======== PROVIDED DATA ========

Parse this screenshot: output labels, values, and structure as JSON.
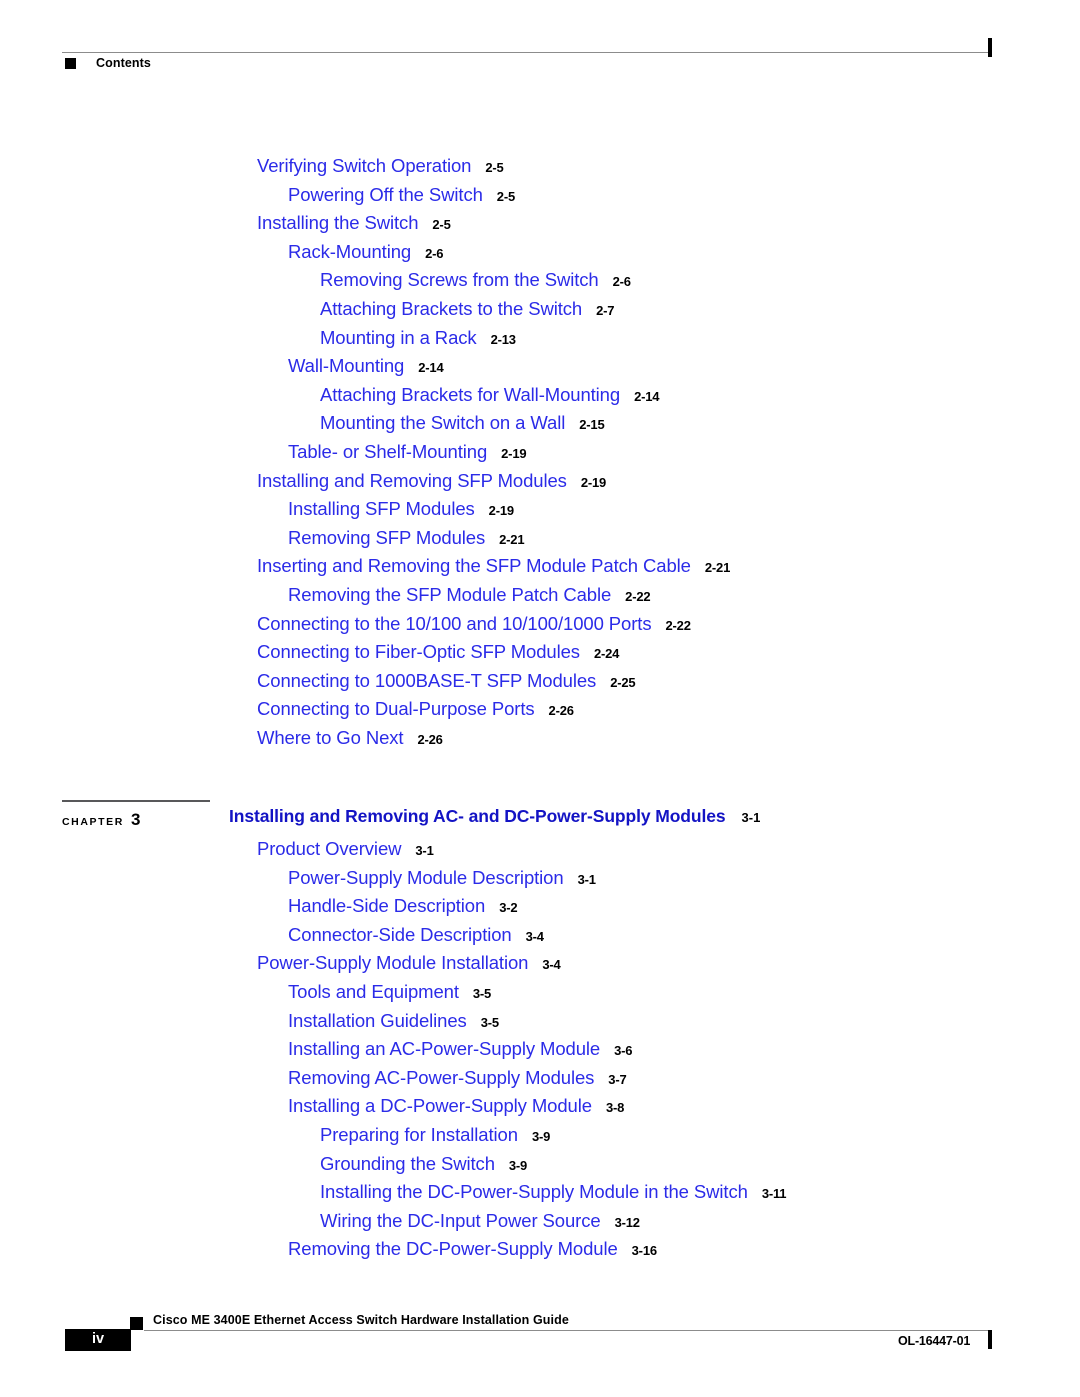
{
  "header": {
    "title": "Contents",
    "square_icon": "black-square-bullet"
  },
  "colors": {
    "entry_link": "#2b2be8",
    "chapter_title": "#1313c4",
    "page_number": "#000000",
    "rule": "#8c8c8c",
    "page_background": "#ffffff"
  },
  "toc": {
    "entries": [
      {
        "label": "Verifying Switch Operation",
        "page": "2-5",
        "level": 1
      },
      {
        "label": "Powering Off the Switch",
        "page": "2-5",
        "level": 2
      },
      {
        "label": "Installing the Switch",
        "page": "2-5",
        "level": 1
      },
      {
        "label": "Rack-Mounting",
        "page": "2-6",
        "level": 2
      },
      {
        "label": "Removing Screws from the Switch",
        "page": "2-6",
        "level": 3
      },
      {
        "label": "Attaching Brackets to the Switch",
        "page": "2-7",
        "level": 3
      },
      {
        "label": "Mounting in a Rack",
        "page": "2-13",
        "level": 3
      },
      {
        "label": "Wall-Mounting",
        "page": "2-14",
        "level": 2
      },
      {
        "label": "Attaching Brackets for Wall-Mounting",
        "page": "2-14",
        "level": 3
      },
      {
        "label": "Mounting the Switch on a Wall",
        "page": "2-15",
        "level": 3
      },
      {
        "label": "Table- or Shelf-Mounting",
        "page": "2-19",
        "level": 2
      },
      {
        "label": "Installing and Removing SFP Modules",
        "page": "2-19",
        "level": 1
      },
      {
        "label": "Installing SFP Modules",
        "page": "2-19",
        "level": 2
      },
      {
        "label": "Removing SFP Modules",
        "page": "2-21",
        "level": 2
      },
      {
        "label": "Inserting and Removing the SFP Module Patch Cable",
        "page": "2-21",
        "level": 1
      },
      {
        "label": "Removing the SFP Module Patch Cable",
        "page": "2-22",
        "level": 2
      },
      {
        "label": "Connecting to the 10/100 and 10/100/1000 Ports",
        "page": "2-22",
        "level": 1
      },
      {
        "label": "Connecting to Fiber-Optic SFP Modules",
        "page": "2-24",
        "level": 1
      },
      {
        "label": "Connecting to 1000BASE-T SFP Modules",
        "page": "2-25",
        "level": 1
      },
      {
        "label": "Connecting to Dual-Purpose Ports",
        "page": "2-26",
        "level": 1
      },
      {
        "label": "Where to Go Next",
        "page": "2-26",
        "level": 1
      }
    ],
    "entries2": [
      {
        "label": "Product Overview",
        "page": "3-1",
        "level": 1
      },
      {
        "label": "Power-Supply Module Description",
        "page": "3-1",
        "level": 2
      },
      {
        "label": "Handle-Side Description",
        "page": "3-2",
        "level": 2
      },
      {
        "label": "Connector-Side Description",
        "page": "3-4",
        "level": 2
      },
      {
        "label": "Power-Supply Module Installation",
        "page": "3-4",
        "level": 1
      },
      {
        "label": "Tools and Equipment",
        "page": "3-5",
        "level": 2
      },
      {
        "label": "Installation Guidelines",
        "page": "3-5",
        "level": 2
      },
      {
        "label": "Installing an AC-Power-Supply Module",
        "page": "3-6",
        "level": 2
      },
      {
        "label": "Removing AC-Power-Supply Modules",
        "page": "3-7",
        "level": 2
      },
      {
        "label": "Installing a DC-Power-Supply Module",
        "page": "3-8",
        "level": 2
      },
      {
        "label": "Preparing for Installation",
        "page": "3-9",
        "level": 3
      },
      {
        "label": "Grounding the Switch",
        "page": "3-9",
        "level": 3
      },
      {
        "label": "Installing the DC-Power-Supply Module in the Switch",
        "page": "3-11",
        "level": 3
      },
      {
        "label": "Wiring the DC-Input Power Source",
        "page": "3-12",
        "level": 3
      },
      {
        "label": "Removing the DC-Power-Supply Module",
        "page": "3-16",
        "level": 2
      }
    ]
  },
  "chapter": {
    "marker_word": "CHAPTER",
    "marker_number": "3",
    "title": "Installing and Removing AC- and DC-Power-Supply Modules",
    "page": "3-1"
  },
  "footer": {
    "page_number": "iv",
    "title": "Cisco ME 3400E Ethernet Access Switch Hardware Installation Guide",
    "doc_id": "OL-16447-01",
    "square_icon": "black-square-bullet"
  }
}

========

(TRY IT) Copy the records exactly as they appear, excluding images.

(TASK SOLUTION)
Parse this screenshot: output labels, values, and structure as JSON.
{
  "header": {
    "title": "Contents",
    "square_icon": "black-square-bullet"
  },
  "colors": {
    "entry_link": "#2b2be8",
    "chapter_title": "#1313c4",
    "page_number": "#000000",
    "rule": "#8c8c8c",
    "page_background": "#ffffff"
  },
  "toc": {
    "entries": [
      {
        "label": "Verifying Switch Operation",
        "page": "2-5",
        "level": 1
      },
      {
        "label": "Powering Off the Switch",
        "page": "2-5",
        "level": 2
      },
      {
        "label": "Installing the Switch",
        "page": "2-5",
        "level": 1
      },
      {
        "label": "Rack-Mounting",
        "page": "2-6",
        "level": 2
      },
      {
        "label": "Removing Screws from the Switch",
        "page": "2-6",
        "level": 3
      },
      {
        "label": "Attaching Brackets to the Switch",
        "page": "2-7",
        "level": 3
      },
      {
        "label": "Mounting in a Rack",
        "page": "2-13",
        "level": 3
      },
      {
        "label": "Wall-Mounting",
        "page": "2-14",
        "level": 2
      },
      {
        "label": "Attaching Brackets for Wall-Mounting",
        "page": "2-14",
        "level": 3
      },
      {
        "label": "Mounting the Switch on a Wall",
        "page": "2-15",
        "level": 3
      },
      {
        "label": "Table- or Shelf-Mounting",
        "page": "2-19",
        "level": 2
      },
      {
        "label": "Installing and Removing SFP Modules",
        "page": "2-19",
        "level": 1
      },
      {
        "label": "Installing SFP Modules",
        "page": "2-19",
        "level": 2
      },
      {
        "label": "Removing SFP Modules",
        "page": "2-21",
        "level": 2
      },
      {
        "label": "Inserting and Removing the SFP Module Patch Cable",
        "page": "2-21",
        "level": 1
      },
      {
        "label": "Removing the SFP Module Patch Cable",
        "page": "2-22",
        "level": 2
      },
      {
        "label": "Connecting to the 10/100 and 10/100/1000 Ports",
        "page": "2-22",
        "level": 1
      },
      {
        "label": "Connecting to Fiber-Optic SFP Modules",
        "page": "2-24",
        "level": 1
      },
      {
        "label": "Connecting to 1000BASE-T SFP Modules",
        "page": "2-25",
        "level": 1
      },
      {
        "label": "Connecting to Dual-Purpose Ports",
        "page": "2-26",
        "level": 1
      },
      {
        "label": "Where to Go Next",
        "page": "2-26",
        "level": 1
      }
    ],
    "entries2": [
      {
        "label": "Product Overview",
        "page": "3-1",
        "level": 1
      },
      {
        "label": "Power-Supply Module Description",
        "page": "3-1",
        "level": 2
      },
      {
        "label": "Handle-Side Description",
        "page": "3-2",
        "level": 2
      },
      {
        "label": "Connector-Side Description",
        "page": "3-4",
        "level": 2
      },
      {
        "label": "Power-Supply Module Installation",
        "page": "3-4",
        "level": 1
      },
      {
        "label": "Tools and Equipment",
        "page": "3-5",
        "level": 2
      },
      {
        "label": "Installation Guidelines",
        "page": "3-5",
        "level": 2
      },
      {
        "label": "Installing an AC-Power-Supply Module",
        "page": "3-6",
        "level": 2
      },
      {
        "label": "Removing AC-Power-Supply Modules",
        "page": "3-7",
        "level": 2
      },
      {
        "label": "Installing a DC-Power-Supply Module",
        "page": "3-8",
        "level": 2
      },
      {
        "label": "Preparing for Installation",
        "page": "3-9",
        "level": 3
      },
      {
        "label": "Grounding the Switch",
        "page": "3-9",
        "level": 3
      },
      {
        "label": "Installing the DC-Power-Supply Module in the Switch",
        "page": "3-11",
        "level": 3
      },
      {
        "label": "Wiring the DC-Input Power Source",
        "page": "3-12",
        "level": 3
      },
      {
        "label": "Removing the DC-Power-Supply Module",
        "page": "3-16",
        "level": 2
      }
    ]
  },
  "chapter": {
    "marker_word": "CHAPTER",
    "marker_number": "3",
    "title": "Installing and Removing AC- and DC-Power-Supply Modules",
    "page": "3-1"
  },
  "footer": {
    "page_number": "iv",
    "title": "Cisco ME 3400E Ethernet Access Switch Hardware Installation Guide",
    "doc_id": "OL-16447-01",
    "square_icon": "black-square-bullet"
  }
}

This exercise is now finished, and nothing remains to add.